# Problem statement:
Could you copy every line from the material below in which "true" appears?
*** Opening The data ***
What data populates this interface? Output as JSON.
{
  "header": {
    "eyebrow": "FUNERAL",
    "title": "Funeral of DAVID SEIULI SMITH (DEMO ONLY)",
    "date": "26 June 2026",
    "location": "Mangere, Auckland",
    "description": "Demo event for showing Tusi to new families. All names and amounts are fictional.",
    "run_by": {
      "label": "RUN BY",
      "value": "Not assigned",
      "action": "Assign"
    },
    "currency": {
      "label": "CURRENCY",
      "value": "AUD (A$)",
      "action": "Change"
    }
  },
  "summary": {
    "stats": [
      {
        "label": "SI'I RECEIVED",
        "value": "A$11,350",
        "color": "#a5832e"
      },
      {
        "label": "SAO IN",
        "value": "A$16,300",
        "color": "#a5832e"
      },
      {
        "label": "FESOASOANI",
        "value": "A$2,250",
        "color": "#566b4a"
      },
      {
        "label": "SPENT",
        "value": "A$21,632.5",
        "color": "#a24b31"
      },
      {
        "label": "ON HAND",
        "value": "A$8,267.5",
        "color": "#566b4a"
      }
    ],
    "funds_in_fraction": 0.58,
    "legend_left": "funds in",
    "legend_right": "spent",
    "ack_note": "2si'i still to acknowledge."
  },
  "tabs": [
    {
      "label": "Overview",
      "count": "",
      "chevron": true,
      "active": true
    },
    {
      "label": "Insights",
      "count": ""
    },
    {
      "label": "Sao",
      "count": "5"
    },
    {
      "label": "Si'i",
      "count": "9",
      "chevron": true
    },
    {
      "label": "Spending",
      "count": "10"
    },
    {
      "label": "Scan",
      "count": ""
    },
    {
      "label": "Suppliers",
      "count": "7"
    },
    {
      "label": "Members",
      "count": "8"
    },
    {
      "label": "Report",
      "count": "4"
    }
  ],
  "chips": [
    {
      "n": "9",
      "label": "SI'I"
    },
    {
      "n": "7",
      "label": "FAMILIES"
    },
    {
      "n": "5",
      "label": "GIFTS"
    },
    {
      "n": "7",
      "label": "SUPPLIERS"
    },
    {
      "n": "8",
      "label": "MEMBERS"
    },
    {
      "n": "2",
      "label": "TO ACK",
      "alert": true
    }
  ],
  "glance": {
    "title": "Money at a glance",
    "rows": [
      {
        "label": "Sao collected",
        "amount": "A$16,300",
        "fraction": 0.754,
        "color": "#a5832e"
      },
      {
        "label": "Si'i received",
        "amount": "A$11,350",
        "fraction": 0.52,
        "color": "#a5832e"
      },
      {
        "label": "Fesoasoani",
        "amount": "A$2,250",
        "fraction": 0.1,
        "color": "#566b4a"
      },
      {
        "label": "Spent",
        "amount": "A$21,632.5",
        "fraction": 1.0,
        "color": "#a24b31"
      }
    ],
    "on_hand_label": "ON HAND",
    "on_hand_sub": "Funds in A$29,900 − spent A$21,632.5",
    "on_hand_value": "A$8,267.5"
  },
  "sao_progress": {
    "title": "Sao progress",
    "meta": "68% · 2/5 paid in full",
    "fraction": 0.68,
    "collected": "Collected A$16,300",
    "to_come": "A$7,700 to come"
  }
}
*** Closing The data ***
# Answer to the problem:
      "chevron": true,
      "active": true
      "chevron": true
      "alert": true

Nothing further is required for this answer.